Fritillaria uva-vulpis is a bulbous perennial plant belonging to the genus Fritillaria and native to eastern Turkey, north-western Iraq and western Iran. They are mainly found in the wooded foothills of the Zagros, where they grow in damp meadows  and cornfields between 900 and 1800 m above sea level.
The Latin name of the plant means "fox-grape", and was coined in Kew after their Kurdish name tarsi raiwi, recorded by Guest. The botanist Guest collected this plant in north-eastern Iraq in 1931 and brought it to Kew. Studies by Rix showed that this collection consisted of a mix of Fritillaria assyriaca and Fritillaria uva-vulpis. The plant was first described by Christabel Beck under the name of Fritillaria assyriaca in 1953. Plants were collected in Persia by Admiral Paul Furse in 1962, and brought into cultivation under that name. In 1974, Martyn Rix at Kew proposed the new name of Fritillaria uva-vulpis for Fritillaria assyriaca sensu Beck. Most garden plants marketed as Fritillaria assyriaca actually belong to the species F. uva-vulpis.
The bulb of Fritillaria uva-vulpis is 3 cm in diameter. The flowering plant is between 30–45 cm (12–18 in) high. The three to five, normally four shiny green spear-shaped leaves are 8–12 cm long and 1–2 cm wide, the upper leaves are smaller.
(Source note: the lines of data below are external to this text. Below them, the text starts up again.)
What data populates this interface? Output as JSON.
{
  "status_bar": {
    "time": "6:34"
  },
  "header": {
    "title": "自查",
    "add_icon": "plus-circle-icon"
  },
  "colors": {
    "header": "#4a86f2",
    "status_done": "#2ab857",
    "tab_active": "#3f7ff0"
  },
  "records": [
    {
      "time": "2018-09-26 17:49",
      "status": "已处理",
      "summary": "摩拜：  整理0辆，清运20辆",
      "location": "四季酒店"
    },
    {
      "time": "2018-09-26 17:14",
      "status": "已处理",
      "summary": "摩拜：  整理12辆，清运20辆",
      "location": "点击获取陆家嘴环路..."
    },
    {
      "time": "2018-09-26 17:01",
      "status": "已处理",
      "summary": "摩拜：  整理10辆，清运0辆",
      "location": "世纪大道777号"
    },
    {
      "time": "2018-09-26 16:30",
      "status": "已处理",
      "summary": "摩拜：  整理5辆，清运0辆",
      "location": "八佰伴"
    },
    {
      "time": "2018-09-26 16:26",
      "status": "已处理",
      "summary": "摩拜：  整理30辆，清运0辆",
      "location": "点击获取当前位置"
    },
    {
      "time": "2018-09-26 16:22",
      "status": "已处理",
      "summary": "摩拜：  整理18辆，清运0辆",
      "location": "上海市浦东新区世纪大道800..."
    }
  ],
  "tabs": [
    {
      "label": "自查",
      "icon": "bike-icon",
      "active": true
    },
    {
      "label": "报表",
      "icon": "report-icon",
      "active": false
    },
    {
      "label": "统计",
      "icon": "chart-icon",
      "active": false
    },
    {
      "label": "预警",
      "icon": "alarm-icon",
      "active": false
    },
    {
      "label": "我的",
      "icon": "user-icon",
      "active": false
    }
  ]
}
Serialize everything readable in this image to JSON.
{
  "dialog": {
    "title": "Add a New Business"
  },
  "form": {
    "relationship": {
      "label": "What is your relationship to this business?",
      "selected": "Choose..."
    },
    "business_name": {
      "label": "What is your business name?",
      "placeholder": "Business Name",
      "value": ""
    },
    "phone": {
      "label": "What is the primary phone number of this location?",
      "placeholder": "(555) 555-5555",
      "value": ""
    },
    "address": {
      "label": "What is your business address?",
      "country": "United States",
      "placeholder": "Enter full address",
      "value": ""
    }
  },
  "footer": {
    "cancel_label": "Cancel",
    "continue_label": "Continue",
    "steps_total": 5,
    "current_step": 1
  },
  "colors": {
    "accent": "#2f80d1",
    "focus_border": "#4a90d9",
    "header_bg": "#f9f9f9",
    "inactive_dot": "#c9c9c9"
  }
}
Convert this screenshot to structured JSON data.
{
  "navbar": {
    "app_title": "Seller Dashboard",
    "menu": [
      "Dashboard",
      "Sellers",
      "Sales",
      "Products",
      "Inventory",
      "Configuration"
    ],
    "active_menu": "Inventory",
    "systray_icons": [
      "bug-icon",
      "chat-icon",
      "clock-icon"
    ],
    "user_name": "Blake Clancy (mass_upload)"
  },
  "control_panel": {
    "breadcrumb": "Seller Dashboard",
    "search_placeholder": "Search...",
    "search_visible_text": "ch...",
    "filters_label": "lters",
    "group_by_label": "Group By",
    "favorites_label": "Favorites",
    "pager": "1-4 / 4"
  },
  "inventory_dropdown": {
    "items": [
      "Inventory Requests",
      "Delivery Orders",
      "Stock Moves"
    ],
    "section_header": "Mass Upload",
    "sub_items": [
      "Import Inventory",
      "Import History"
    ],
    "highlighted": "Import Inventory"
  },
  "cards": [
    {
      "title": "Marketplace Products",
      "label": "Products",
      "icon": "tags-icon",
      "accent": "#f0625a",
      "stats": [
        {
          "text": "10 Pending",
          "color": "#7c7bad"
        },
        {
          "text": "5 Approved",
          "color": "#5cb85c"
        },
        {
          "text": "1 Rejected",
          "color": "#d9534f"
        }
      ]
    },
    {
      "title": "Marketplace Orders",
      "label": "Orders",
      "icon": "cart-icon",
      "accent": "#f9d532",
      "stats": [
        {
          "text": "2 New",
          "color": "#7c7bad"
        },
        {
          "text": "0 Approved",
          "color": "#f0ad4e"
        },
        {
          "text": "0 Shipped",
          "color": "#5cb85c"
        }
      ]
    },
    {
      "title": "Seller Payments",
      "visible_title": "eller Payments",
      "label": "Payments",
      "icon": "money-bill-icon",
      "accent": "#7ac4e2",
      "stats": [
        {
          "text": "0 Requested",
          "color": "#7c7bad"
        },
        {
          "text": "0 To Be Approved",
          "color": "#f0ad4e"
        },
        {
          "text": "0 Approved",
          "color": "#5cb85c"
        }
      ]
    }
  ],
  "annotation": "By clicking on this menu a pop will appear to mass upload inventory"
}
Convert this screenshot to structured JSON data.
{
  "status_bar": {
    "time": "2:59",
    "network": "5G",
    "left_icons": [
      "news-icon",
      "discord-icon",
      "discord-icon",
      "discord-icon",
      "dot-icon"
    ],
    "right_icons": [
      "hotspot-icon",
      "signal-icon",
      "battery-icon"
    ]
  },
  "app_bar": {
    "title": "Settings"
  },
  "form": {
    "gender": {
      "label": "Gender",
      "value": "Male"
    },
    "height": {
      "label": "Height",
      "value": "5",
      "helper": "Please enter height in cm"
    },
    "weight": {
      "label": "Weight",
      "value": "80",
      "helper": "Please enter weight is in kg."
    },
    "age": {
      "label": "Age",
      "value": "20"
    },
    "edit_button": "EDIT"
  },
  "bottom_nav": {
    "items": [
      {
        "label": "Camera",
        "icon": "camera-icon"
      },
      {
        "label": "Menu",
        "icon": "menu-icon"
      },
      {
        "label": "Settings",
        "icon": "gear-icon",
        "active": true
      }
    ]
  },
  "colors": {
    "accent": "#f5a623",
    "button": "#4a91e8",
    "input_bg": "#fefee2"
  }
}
Each stems bears one, rarely two drooping, bell-shaped flowers. The six petals are rounded and a compound of dark purple tinged with grey/pewter on the outside, with an intensely yellow border at the mouth, and gold on the inside. The short yellow style is undivided and 5–7 mm long. The seed capsule is cylindrical, c. 3 cm long and 1 cm in diameter. Locus typicus is Polunin in Iraq.
The plant is very similar to Fritillaria assyriaca which, however, has stolons on the stem, a flower with a more greenish tinge and a slightly flaring mouth and tends to grow at higher altitudes.
The fox-grape fritillary was introduced by Polly and Paul Furse to Britain from Iran. It needs hot and dry summers, and fertile, humus-rich soil. In Britain, it is best kept in pots. The bulb spreads readily by grains, which need several years before they reach flowering size. The bulbs should be planted 10 cm deep. In Britain, it flowers in April. The plant is easy to grow, provided it is not out competed by its neighbours.
- "Botanica. The Illustrated AZ of over 10000 garden plants and how to cultivate them", p. 384. Könemann, 2004. ISBN 3-8331-1253-0
- E. Martyn. Rix, Notes on Fritillaria (Liliaceae) in the Eastern Mediterranean Region, I &II. Kew Bulletin 29/4, 1974, Map 5; 653. Stable URL: https://www.jstor.org/stable/4108130
- Alpine Garden Society, The bulbous plants of Turkey and Iran. Pershore 2007, 121
- Anna Pavord, Bulb. London, Mitchell Beazley 2009, 222
- E. Martyn. Rix, Notes on Fritillaria (Liliaceae) in the Eastern Mediterranean Region, I &II. Kew Bulletin 29/4, 1974, 351. Stable URL: https://www.jstor.org/stable/4108130
- E. Martyn Rix, Notes on Fritillaria (Liliaceae) in the Eastern Mediterranean Region, I &II. Kew Bulletin 29/4, 1974, 633-654. Stable URL: https://www.jstor.org/stable/4108130
- Christabel Beck, Fritillaries, A Gardener's Introduction to the Genus Fritillaria. London, Faber & Faber
- Paul Furze 1961, Some Fritillarias exhibited at the R.H.S. shows, 1960. Lily Year Book 1961
- E. Martyn Rix, Notes on Fritillaria (Liliaceae) in the Eastern Mediterranean Region, I &II. Kew Bulletin 29/4, 1974, 651. Stable URL: https://www.jstor.org/stable/4108130
- Anna Pavord, Bulb. 222